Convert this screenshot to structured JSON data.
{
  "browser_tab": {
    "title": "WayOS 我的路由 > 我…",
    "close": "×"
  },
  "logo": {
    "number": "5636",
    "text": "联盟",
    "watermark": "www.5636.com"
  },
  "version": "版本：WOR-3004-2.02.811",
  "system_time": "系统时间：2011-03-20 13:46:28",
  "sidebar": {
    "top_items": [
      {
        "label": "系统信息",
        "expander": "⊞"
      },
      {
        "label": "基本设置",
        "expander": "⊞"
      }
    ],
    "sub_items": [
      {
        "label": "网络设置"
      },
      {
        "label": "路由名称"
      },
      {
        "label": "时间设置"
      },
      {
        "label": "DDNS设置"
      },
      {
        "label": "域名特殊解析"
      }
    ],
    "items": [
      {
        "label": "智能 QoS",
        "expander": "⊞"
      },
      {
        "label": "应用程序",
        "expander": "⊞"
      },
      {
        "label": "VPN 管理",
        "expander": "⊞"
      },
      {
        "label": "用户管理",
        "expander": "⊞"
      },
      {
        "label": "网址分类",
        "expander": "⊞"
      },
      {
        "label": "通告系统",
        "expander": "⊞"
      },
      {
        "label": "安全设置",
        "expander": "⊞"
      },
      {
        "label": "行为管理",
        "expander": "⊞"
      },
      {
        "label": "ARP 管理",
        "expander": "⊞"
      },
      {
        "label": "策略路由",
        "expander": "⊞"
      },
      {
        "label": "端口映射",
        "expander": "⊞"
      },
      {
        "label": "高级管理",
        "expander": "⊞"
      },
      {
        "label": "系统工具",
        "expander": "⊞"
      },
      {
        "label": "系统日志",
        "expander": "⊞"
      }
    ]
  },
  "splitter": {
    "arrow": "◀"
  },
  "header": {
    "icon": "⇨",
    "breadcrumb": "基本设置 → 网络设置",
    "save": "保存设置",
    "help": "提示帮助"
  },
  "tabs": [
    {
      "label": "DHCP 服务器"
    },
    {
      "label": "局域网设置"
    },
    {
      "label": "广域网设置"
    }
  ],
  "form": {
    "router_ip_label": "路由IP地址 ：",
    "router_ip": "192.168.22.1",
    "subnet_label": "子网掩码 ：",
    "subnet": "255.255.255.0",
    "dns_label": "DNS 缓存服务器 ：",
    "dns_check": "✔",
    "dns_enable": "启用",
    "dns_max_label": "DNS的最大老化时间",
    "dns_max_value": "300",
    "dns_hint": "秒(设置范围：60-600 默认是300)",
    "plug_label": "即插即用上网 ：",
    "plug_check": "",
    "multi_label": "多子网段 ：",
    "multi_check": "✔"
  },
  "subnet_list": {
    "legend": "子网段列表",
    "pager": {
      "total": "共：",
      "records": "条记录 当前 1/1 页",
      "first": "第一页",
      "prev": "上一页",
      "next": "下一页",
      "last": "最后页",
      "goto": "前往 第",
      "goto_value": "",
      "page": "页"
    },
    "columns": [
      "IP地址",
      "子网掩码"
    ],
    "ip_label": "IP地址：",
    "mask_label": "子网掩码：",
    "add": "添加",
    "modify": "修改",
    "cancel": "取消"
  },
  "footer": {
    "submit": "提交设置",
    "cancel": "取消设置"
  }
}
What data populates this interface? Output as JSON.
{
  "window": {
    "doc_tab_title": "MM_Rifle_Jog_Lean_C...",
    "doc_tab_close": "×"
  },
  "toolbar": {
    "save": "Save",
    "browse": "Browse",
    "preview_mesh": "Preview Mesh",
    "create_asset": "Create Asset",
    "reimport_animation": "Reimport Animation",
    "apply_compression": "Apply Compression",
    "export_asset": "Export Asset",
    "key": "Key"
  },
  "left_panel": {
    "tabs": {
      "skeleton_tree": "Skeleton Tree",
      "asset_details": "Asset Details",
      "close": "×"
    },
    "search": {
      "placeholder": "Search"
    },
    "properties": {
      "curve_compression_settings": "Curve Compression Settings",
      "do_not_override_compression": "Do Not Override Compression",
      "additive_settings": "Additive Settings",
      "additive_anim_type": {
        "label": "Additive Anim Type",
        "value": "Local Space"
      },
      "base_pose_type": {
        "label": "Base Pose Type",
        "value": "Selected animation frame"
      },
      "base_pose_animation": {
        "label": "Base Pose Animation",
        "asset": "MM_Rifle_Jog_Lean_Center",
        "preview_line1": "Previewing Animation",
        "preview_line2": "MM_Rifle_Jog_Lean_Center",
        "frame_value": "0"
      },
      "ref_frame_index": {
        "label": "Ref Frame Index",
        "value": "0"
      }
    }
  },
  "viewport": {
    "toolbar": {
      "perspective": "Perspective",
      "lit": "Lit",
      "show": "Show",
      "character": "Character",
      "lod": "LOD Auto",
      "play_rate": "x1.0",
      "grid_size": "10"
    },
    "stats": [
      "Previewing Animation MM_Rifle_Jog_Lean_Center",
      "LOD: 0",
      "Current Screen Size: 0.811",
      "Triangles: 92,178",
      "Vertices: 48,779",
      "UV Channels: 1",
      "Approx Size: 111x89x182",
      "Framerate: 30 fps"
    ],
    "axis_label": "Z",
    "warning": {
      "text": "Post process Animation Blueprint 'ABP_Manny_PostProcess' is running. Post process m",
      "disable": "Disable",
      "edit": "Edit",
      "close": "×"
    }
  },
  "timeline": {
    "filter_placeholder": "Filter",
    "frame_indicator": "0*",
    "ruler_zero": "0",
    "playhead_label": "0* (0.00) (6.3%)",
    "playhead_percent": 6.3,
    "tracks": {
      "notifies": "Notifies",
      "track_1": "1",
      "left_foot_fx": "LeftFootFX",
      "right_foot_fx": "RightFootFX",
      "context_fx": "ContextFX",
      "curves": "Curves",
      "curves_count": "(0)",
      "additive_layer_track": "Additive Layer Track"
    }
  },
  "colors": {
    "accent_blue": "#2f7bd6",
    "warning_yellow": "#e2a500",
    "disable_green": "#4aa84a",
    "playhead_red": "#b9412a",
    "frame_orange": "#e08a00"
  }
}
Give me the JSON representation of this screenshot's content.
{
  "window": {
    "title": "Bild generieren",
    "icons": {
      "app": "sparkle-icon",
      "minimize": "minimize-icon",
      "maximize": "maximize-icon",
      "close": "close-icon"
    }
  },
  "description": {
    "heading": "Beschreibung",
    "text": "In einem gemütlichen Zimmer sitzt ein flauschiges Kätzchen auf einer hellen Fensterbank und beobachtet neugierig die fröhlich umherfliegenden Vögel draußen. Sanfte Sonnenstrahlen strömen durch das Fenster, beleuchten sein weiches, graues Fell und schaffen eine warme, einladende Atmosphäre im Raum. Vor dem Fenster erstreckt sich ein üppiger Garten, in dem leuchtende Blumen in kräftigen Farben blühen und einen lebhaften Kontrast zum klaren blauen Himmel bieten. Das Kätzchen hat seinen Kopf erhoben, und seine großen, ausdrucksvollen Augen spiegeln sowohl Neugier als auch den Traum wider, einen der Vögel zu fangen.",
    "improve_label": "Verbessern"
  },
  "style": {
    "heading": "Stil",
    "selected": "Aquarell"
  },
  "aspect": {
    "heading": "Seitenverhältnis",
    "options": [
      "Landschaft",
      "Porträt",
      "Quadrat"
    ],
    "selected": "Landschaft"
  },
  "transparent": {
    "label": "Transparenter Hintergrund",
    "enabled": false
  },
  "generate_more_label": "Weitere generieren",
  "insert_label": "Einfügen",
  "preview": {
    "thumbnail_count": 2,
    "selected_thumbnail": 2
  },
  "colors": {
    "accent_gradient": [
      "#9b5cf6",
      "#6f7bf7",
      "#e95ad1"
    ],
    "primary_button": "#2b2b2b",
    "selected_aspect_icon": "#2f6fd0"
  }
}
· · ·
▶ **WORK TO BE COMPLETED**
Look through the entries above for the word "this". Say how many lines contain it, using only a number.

▶ **WRITTEN RESPONSE**
3